:: The task ::
The answer must be every line below that contains the string "data".

(Material shown begins)

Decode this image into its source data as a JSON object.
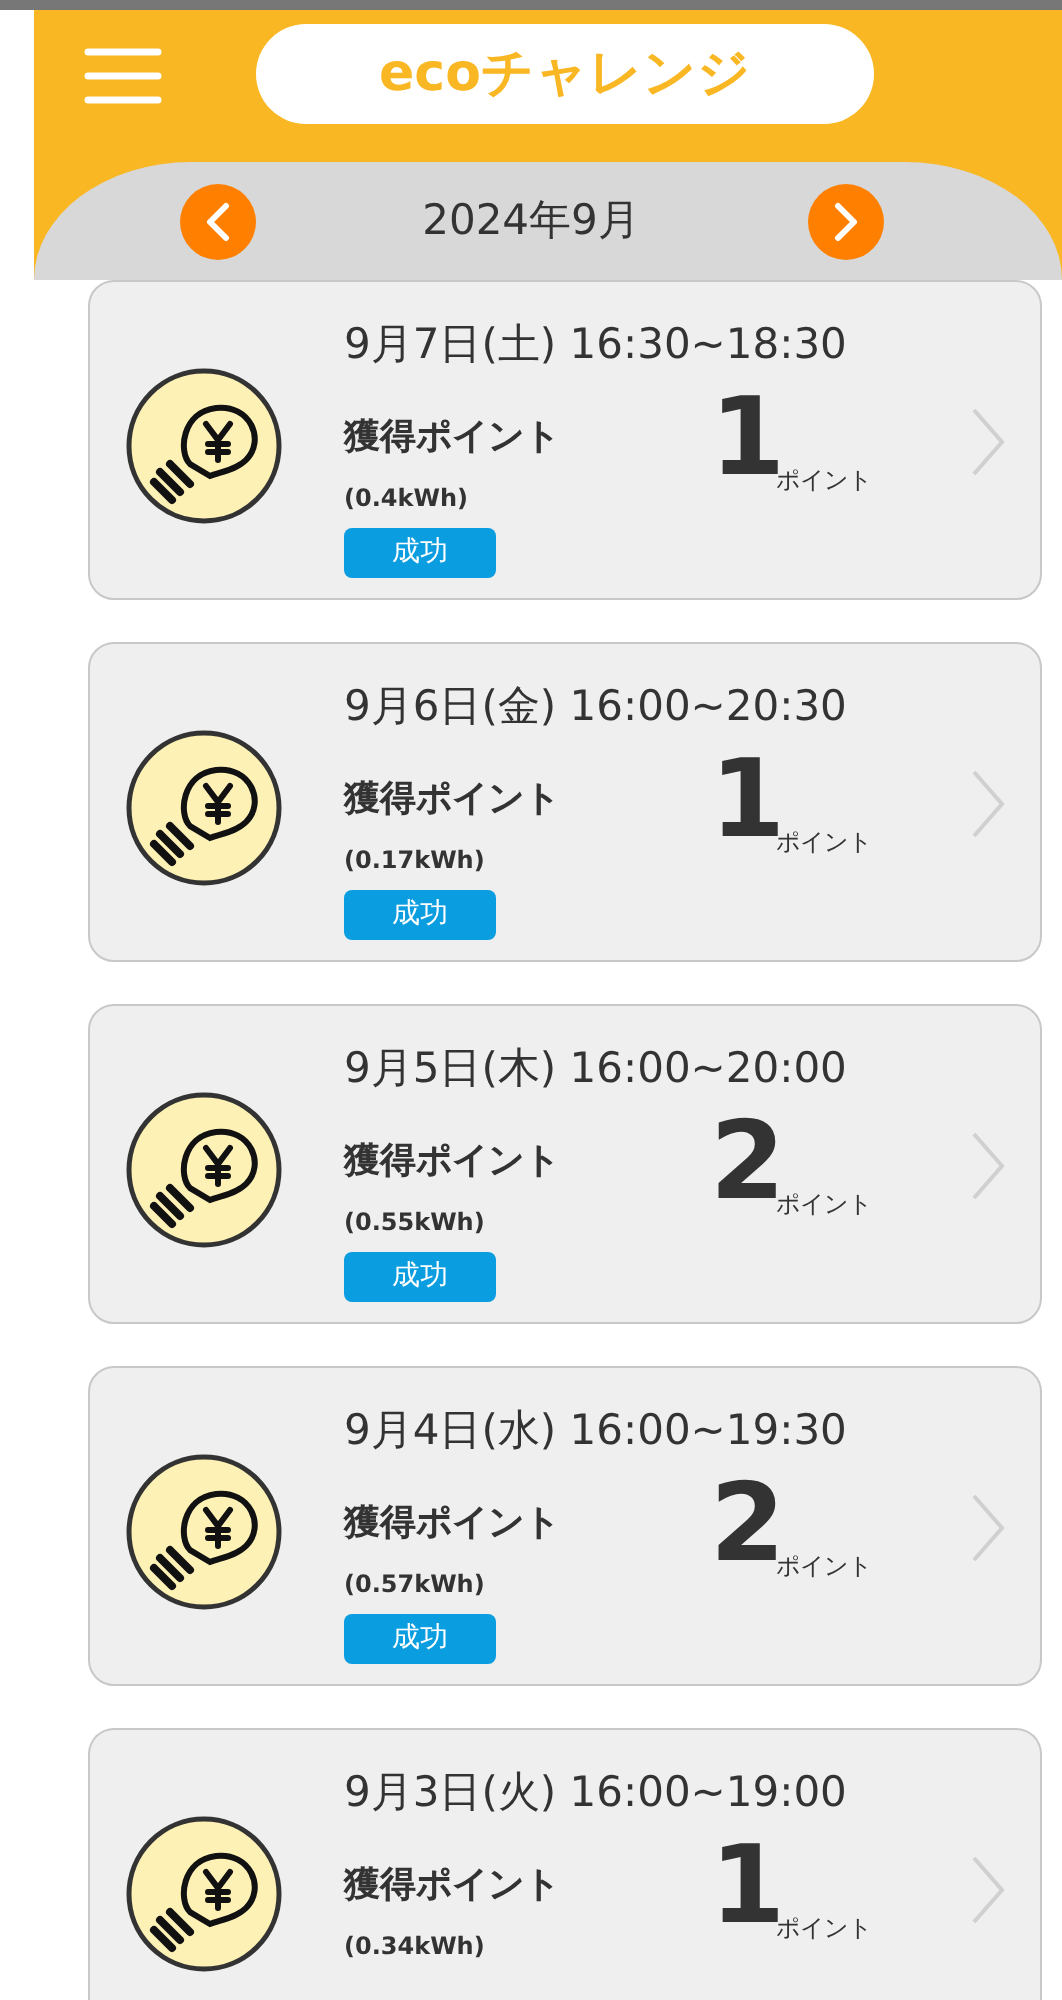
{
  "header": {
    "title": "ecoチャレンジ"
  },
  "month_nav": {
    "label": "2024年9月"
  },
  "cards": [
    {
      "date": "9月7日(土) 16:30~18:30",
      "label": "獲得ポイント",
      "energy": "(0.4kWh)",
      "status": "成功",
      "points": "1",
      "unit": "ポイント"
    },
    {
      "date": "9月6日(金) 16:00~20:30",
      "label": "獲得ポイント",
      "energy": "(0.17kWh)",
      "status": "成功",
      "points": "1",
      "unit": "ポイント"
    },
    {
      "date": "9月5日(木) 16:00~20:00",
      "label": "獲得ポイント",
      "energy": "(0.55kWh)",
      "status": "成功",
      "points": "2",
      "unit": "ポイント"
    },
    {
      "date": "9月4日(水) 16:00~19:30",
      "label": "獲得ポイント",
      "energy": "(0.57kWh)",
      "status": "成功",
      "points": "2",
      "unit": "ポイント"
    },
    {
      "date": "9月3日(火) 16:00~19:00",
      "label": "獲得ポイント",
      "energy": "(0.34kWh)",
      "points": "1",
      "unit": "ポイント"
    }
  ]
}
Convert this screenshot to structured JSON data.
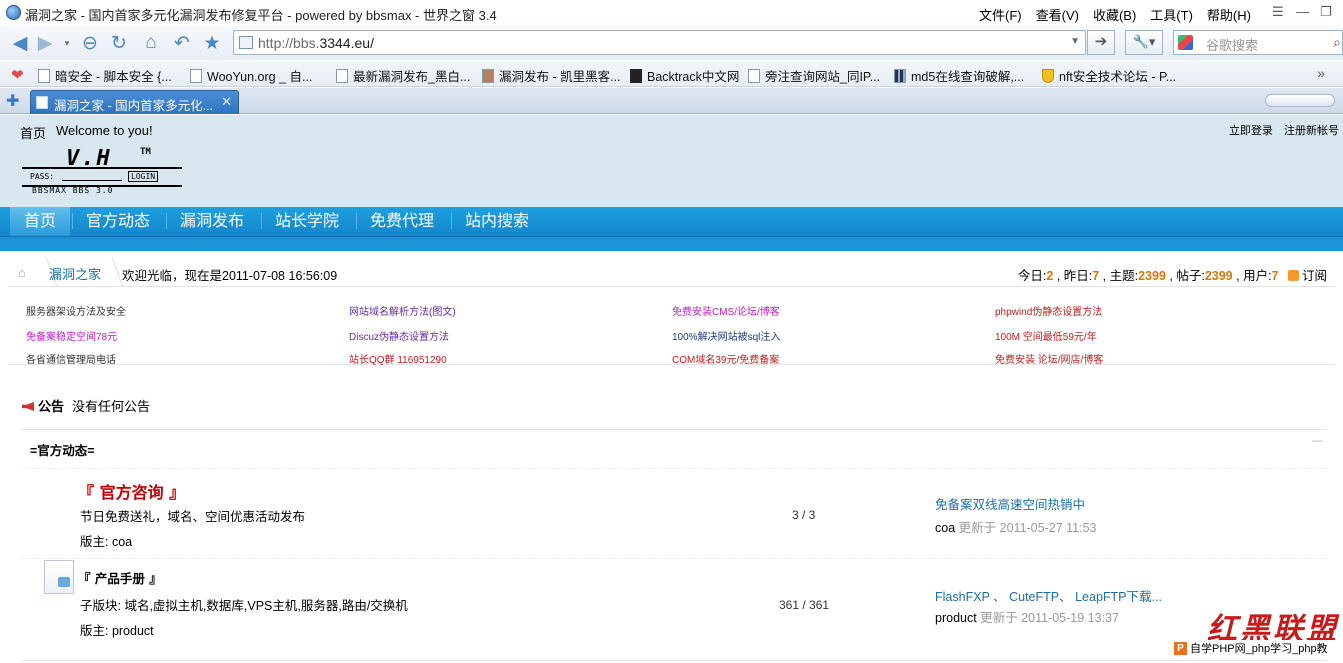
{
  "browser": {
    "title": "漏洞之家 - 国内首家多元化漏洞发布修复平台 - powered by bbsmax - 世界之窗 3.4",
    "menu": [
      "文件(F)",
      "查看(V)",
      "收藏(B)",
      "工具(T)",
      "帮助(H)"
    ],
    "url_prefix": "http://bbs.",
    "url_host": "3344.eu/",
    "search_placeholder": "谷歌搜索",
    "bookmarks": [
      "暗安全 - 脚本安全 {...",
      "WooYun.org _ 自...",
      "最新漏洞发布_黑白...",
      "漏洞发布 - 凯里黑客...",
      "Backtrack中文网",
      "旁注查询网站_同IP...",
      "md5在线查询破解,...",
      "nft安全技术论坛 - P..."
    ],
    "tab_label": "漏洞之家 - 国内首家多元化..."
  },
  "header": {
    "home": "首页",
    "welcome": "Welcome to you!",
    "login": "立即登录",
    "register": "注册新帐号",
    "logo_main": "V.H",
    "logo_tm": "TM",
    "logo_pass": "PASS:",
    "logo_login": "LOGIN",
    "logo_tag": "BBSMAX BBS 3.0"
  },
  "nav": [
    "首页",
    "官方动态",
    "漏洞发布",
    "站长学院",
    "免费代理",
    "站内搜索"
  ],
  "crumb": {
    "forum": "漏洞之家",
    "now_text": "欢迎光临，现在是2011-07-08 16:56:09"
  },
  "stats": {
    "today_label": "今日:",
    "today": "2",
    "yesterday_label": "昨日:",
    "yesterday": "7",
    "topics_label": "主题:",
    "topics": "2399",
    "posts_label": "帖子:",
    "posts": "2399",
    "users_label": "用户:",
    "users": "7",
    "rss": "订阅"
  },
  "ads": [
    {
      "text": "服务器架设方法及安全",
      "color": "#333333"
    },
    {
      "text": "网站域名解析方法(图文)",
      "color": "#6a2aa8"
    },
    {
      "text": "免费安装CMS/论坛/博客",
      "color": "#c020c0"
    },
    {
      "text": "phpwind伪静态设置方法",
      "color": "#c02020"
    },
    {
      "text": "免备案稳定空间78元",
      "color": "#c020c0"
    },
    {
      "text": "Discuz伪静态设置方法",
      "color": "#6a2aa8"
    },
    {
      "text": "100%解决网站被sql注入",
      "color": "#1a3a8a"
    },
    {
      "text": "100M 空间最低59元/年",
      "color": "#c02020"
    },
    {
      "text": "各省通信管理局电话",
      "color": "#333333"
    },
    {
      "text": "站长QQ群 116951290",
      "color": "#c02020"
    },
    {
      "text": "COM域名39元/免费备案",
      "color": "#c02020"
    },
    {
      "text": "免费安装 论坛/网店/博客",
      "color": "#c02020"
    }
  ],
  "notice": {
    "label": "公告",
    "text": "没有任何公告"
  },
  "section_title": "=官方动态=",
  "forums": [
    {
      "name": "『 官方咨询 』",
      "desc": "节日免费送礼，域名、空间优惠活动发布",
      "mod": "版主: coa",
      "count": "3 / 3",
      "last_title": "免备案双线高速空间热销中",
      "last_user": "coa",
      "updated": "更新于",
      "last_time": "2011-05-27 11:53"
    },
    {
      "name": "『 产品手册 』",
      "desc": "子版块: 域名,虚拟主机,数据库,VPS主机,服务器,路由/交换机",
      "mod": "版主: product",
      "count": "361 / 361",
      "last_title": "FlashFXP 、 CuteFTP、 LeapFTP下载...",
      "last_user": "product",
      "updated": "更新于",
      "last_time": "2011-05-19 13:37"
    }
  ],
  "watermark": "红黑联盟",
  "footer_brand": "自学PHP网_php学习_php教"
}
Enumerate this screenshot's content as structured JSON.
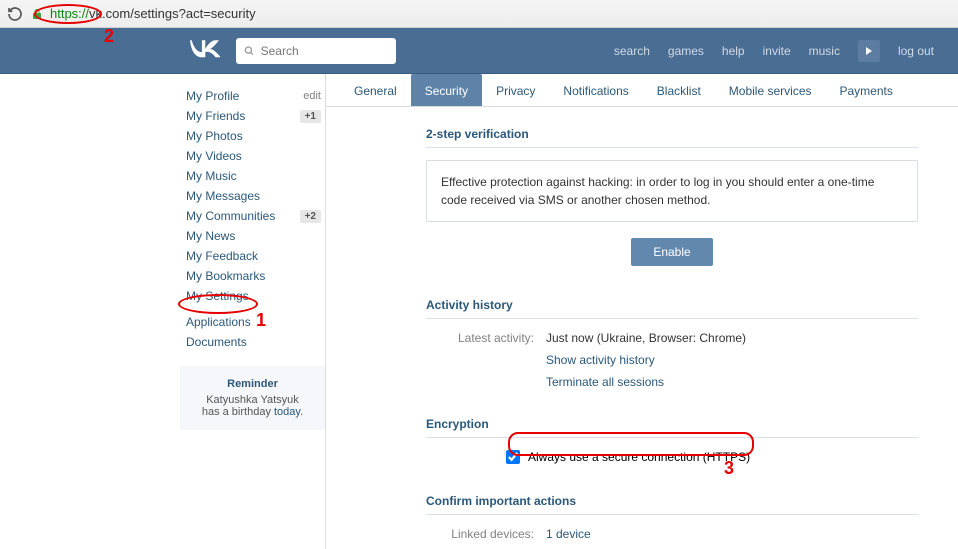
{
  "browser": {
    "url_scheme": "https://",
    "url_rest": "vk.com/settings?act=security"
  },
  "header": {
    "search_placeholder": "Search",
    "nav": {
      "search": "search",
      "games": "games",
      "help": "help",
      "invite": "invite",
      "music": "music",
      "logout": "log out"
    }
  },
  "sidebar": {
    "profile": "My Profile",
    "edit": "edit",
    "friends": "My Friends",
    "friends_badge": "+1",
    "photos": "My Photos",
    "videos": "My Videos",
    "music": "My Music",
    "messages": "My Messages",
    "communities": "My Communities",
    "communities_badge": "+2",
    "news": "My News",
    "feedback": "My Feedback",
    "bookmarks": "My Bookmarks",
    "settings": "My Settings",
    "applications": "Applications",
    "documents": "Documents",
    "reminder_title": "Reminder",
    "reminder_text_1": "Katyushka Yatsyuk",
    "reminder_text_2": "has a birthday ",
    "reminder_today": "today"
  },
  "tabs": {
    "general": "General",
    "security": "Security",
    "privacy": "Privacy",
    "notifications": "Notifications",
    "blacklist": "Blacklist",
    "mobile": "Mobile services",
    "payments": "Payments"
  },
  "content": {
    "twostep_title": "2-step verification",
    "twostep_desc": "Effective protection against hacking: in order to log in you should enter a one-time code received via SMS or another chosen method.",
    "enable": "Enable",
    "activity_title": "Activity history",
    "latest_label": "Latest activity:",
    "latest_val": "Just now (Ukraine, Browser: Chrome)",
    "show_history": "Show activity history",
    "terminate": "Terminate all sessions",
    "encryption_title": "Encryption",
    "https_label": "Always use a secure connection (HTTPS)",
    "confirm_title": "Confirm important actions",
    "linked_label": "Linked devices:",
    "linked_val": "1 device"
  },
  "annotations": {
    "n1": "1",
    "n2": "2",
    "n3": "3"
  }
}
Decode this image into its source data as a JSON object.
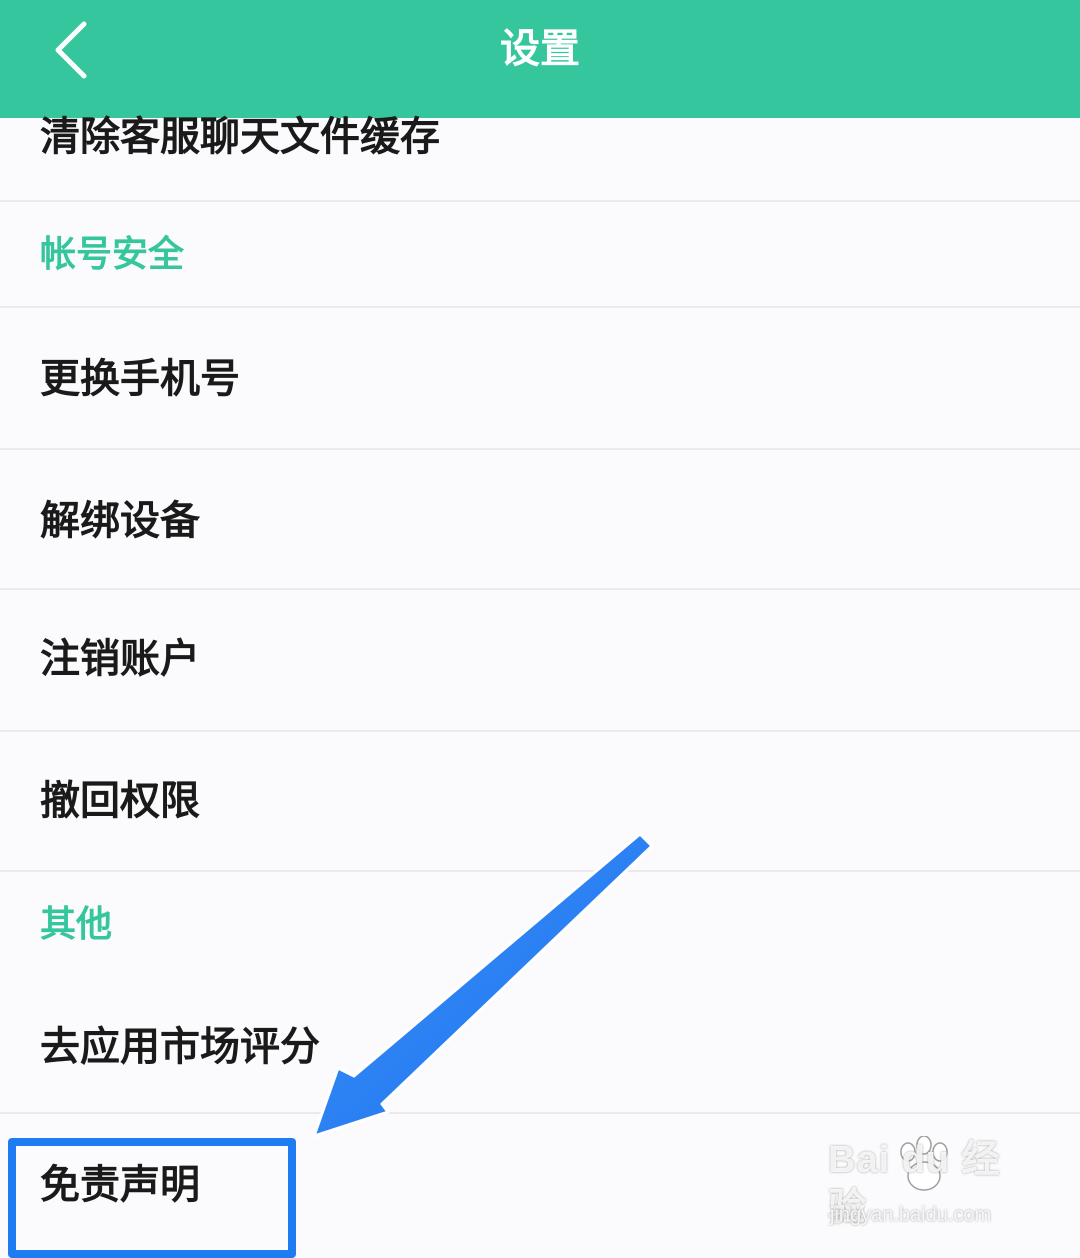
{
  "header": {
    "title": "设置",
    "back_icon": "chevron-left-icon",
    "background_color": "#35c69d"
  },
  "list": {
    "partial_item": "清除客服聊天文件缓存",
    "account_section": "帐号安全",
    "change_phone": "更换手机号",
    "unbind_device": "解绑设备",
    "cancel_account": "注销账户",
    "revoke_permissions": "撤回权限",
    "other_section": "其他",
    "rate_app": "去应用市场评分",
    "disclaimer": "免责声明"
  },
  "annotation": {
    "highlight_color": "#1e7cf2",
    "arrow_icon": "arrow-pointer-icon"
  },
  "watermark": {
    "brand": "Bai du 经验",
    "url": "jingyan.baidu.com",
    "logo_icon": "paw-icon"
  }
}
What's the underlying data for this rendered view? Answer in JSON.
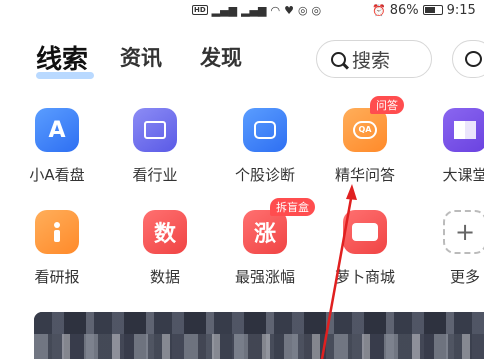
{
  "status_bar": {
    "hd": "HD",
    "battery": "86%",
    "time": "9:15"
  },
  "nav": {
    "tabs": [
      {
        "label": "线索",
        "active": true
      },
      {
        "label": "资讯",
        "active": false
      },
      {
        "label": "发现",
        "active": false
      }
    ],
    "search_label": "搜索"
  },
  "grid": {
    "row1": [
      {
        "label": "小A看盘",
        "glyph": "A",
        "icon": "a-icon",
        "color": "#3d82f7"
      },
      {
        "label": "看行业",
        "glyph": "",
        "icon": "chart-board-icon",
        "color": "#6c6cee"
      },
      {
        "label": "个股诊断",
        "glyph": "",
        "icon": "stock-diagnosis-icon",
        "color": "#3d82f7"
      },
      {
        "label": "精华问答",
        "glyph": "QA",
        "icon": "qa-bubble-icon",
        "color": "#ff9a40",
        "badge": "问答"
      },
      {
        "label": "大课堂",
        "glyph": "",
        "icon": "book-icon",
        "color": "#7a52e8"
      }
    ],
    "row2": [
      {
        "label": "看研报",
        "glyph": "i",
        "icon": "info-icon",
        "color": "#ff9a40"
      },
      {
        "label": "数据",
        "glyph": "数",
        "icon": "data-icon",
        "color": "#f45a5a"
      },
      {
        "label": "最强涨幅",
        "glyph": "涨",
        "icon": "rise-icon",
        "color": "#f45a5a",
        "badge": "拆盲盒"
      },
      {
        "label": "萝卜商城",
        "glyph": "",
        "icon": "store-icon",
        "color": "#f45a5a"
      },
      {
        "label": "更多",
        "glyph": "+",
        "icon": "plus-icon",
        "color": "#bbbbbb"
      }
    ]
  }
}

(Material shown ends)

:: Answer space ::
Decode this image into its source data as a JSON object.
Convert this screenshot to structured JSON data.
Decode this image into its source data as a JSON object.
What's the underlying data for this rendered view? Answer in JSON.
        "icon": "data-icon",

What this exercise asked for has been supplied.